As Adrenalists, we applaud the dangerous and that usually means deference to those stunts occurring at the fastest speeds and the highest heights. Seldom, if ever, do we celebrate the low. Until now, because in the world of BASE jumping, the only event more dangerous than vaulting off of a 700-foot-high building is hopping off one that’s 70-feet. The only thing more terrifying than approaching the prospect of your chute not opening and hitting the ground after 1 minute of free falling is the prospect of hitting the ground after 15 seconds of falling. Though many short jumpers employ the direct bag method, attaching their chute cords to the platforms from which they jump in order to ensure instant opening, the more complex the stunt procedure, the greater the probability of mishap. Low jumps are often viewed as more risky than traditional jumps because their mechanical logistics are so complex.
Here are some of the lowest BASE jumps of all time.

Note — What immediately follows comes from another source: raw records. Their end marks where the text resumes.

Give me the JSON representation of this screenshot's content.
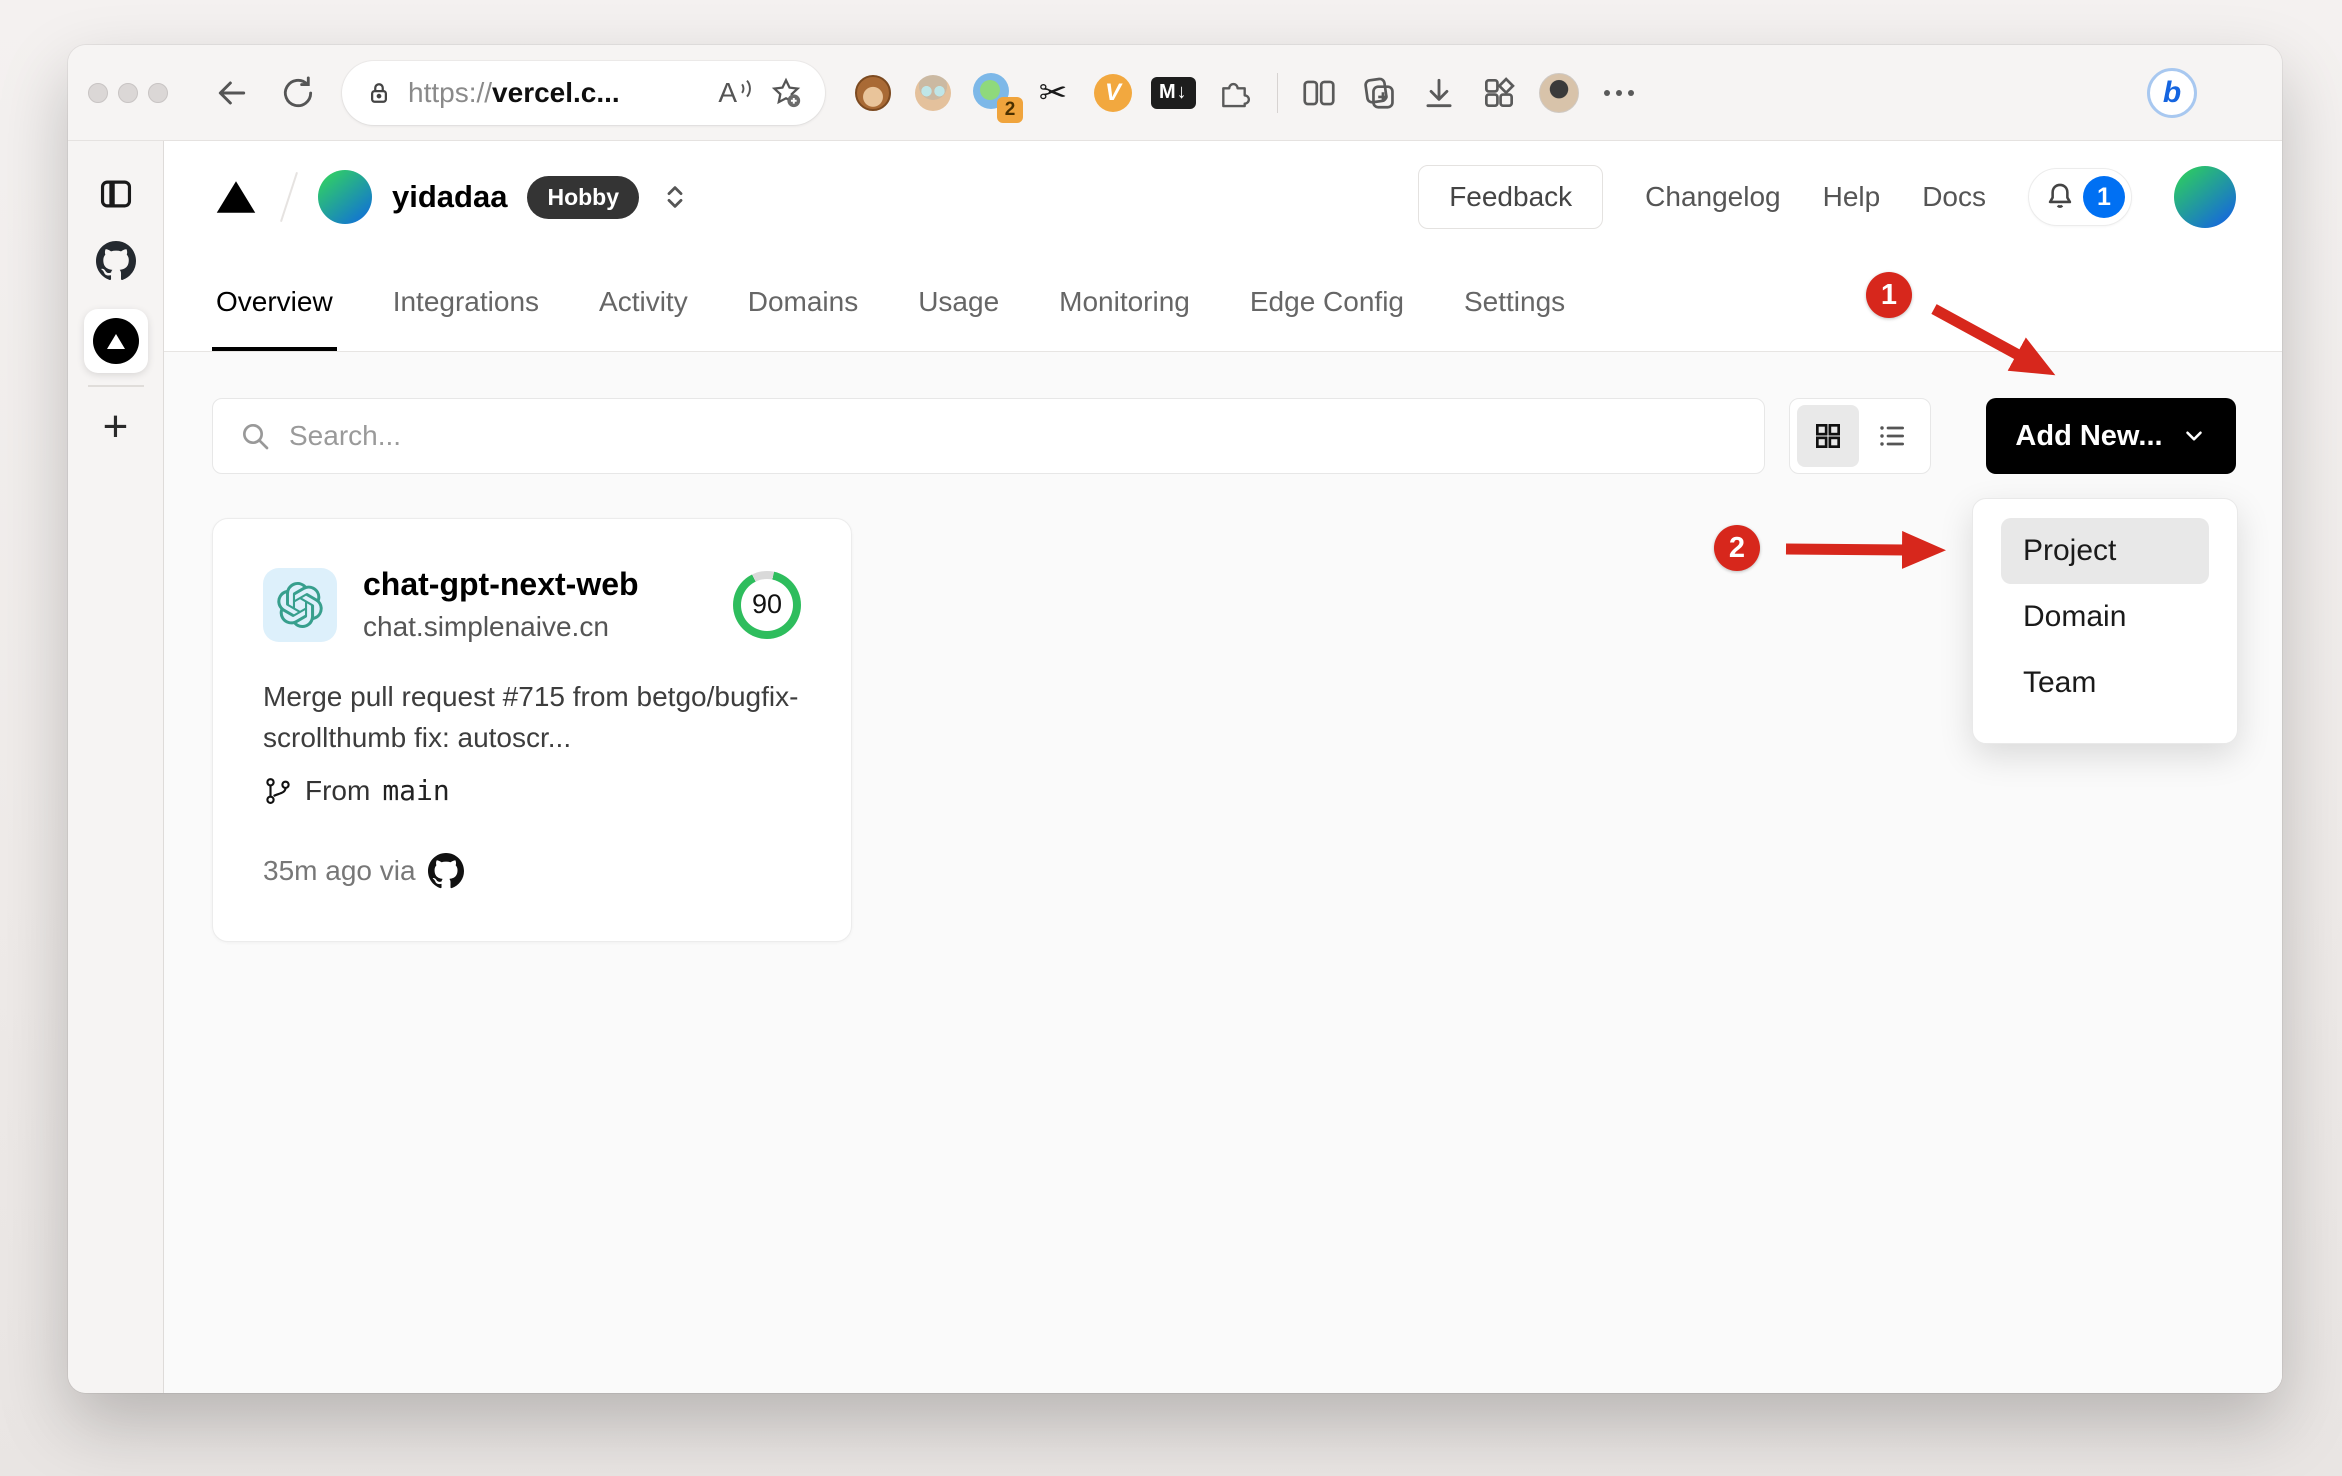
{
  "browser": {
    "url_scheme": "https://",
    "url_host": "vercel.c...",
    "read_aloud_glyph": "A",
    "extension_badge": "2",
    "scissors_glyph": "✂",
    "v_ext_label": "V",
    "md_ext_label": "M↓",
    "bing_label": "b"
  },
  "sidebar": {
    "plus_glyph": "+"
  },
  "header": {
    "team_name": "yidadaa",
    "plan_badge": "Hobby",
    "feedback_label": "Feedback",
    "links": [
      "Changelog",
      "Help",
      "Docs"
    ],
    "notification_count": "1"
  },
  "nav": {
    "tabs": [
      "Overview",
      "Integrations",
      "Activity",
      "Domains",
      "Usage",
      "Monitoring",
      "Edge Config",
      "Settings"
    ]
  },
  "toolbar": {
    "search_placeholder": "Search...",
    "add_new_label": "Add New..."
  },
  "dropdown": {
    "items": [
      "Project",
      "Domain",
      "Team"
    ]
  },
  "project_card": {
    "name": "chat-gpt-next-web",
    "domain": "chat.simplenaive.cn",
    "score": "90",
    "commit_message": "Merge pull request #715 from betgo/bugfix-scrollthumb fix: autoscr...",
    "branch_label": "From",
    "branch_name": "main",
    "deployed_text": "35m ago via"
  },
  "annotations": {
    "step1": "1",
    "step2": "2",
    "color": "#d7271c",
    "score_green": "#2ebd5d",
    "accent_blue": "#0070f3"
  }
}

Before he set the world record for the highest ever skydive, stuntman “Fearless Felix” Baumgartner set another record for the lowest ever BASE jump (a feat we referenced back in our Craziest BASE Jumps feature) when he jumped off Brazil’s 95-foot-high Christ the Redeemer statue in January of 1999. Lucky for Baumgartner, the mountain that the Redeemer statue sits atop is tiered so he was able to glide past the first level’s ground, 95 feet below, and into a more expansive open space. You’ll see as our list continues that not all divers are so lucky. Tiered cliffs or not, one thing’s for sure: Baumgartner is one of the most fearless jumpers to ever walk the planet.
Maybe Even Lower?
How many times have you driven past an electrical tower while cruising down the highway? Have you ever pondered climbing one and hopping off? Probably not. Only mere seconds after this unnamed daredevil takes his leap, he crashes to the ground, proving the speed with which one has to react in order to safely land a low BASE jump. If the Adrenalist featured here really only leapt 30 meters, this jump would be even shorter than Baumgartner’s, but with no official measurement it’s hard to tell. World record title aside, this one’s still worthy of some significant street cred.
There’s nothing quite like a cement landing. If the prospect of leaping from a building that measures 15 stories high doesn’t send shivers up your spine, the possibility of your chute failing to open over one of the hardest man-made surfaces in the world isn’t exactly confidence instilling. As a matter of fact, it looks like post-landing pain ensues even when the chute does its job. Add that pain to the chance that you’ll get a face full of building brick during your brief free fall, and it’s almost not worth taking a hop like this. Almost. Good thing hardcore BASE jumpers only deal in absolute certainties–for them life is binary, defined only by jumping or wussing out.
Check out this footage of the lowest tandem BASE jump ever, completed by the two-person team of BASE master Bob Draijer and Dutch TV host Sander Lantinga. Who is who, you ask? Lantinga’s the guy who looks completely panicked before he leaves the bridge’s ledge (can you blame him?) and Draijer’s the one who looks so at ease he might as well be sitting on his couch. To Lantinga’s credit, he overcame what looked to be a moment of near-paralyzing fear. Made from 140 meters (459 feet), the jump you’re witnessing is a pure and unfettered representation of faith–faith these men have in each other, in their equipment, and in the quest for adrenaline.
Closest Call Jump
Though we’ve detailed the extraordinary dangers that go along with low BASE jumping, we’ve not yet witnessed a fully-realized example of that danger – we haven’t actually seen a jump gone wrong. This Russian Adrenalist’s life must’ve flashed before his eyes during his brief, nearly tragic plummet from a 120-meter (393 foot) tower. According to the video’s description, the jumper sustained serious injuries and lost consciousness for a brief period after hitting the ground but was, miraculously, alright. We’re not sure why his chute didn’t open, or if it had anything to do with what appeared to be a decision not to employ a “direct bag” method, but this is one of the rare instances in which a short distance fall was both a life-threatening and life-saving endeavor.